On average, recruiters make a YEA or NAY decision within 10 -20 seconds. Most of the recruiters read from the top to the bottom, so ensure that you place the most important and relevant information on top / first.

For example, if a company is looking for an experienced recruiter with a tech background, the first bullet in the Summary (assuming you write the Summary session first) should be something like this:

A total of 8 years of recruiting experience including 6 years in tech companies (e.g.Google and Amazon) with a track record of hiring more than 1000 roles such as software engineers/developers, data scientists, UX/UI designers.

4) Keep it simple so that your grandparents can understand.

Don’t make assumptions recruiters would understand everything about what you do or the industry well, as mentioned earlier. You never know if the recruiter is new to the company or the industry. To play safe, always ensure that you write your CV in a way that everyone understands. If you have to use any jargon, acronyms, or any technical terms, then try your best to explain them by either spelling the acronyms out or add a short generic term after. E.g. instead of using VFX, write it as Visual effects.

5) Add X-factor

Everyone is unique, so you want to add in that uniqueness about you on the resume to make it stand out. Things such as interests or hobbies, or anything that is not even though related to the job you are applying for but you are proud of it, you could add it at the end of the CV.

For example: if you are good at presenting, make a video about yourself, and attach the link. If you are good at writing, add the link to your personal blog.
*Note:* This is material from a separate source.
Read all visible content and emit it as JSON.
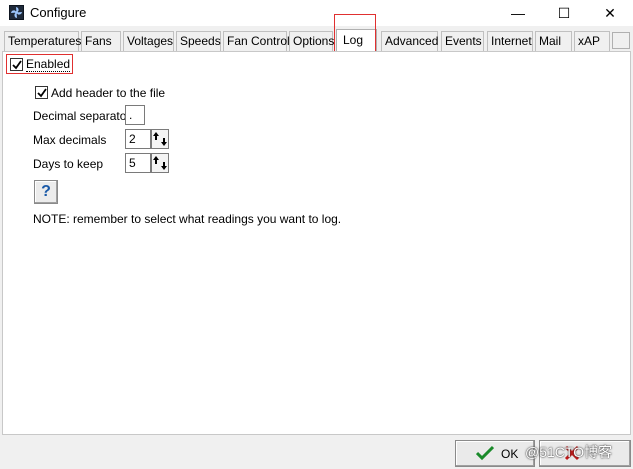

If you have conquered the 7 summits of the word, never be shy about writing that. I can help you to draw the line between TMI (too much information) and the x-factor.

Of course, there are other areas you need to work on to make a high-quality CV, such as formatting, visual, grammar, and length, etc.. However, if you improve the above-mentioned 5 areas, you are more than halfway to a perfect resume.


About Melody Chen:

Melody Chen is currently our partner coach for the CV review services. She has been running her own Recruiting and HR consulting firm based out of tropical island country Singapore, POP Partners. She is passionate about the topic of remote work.

To work with her, sign up through our services here.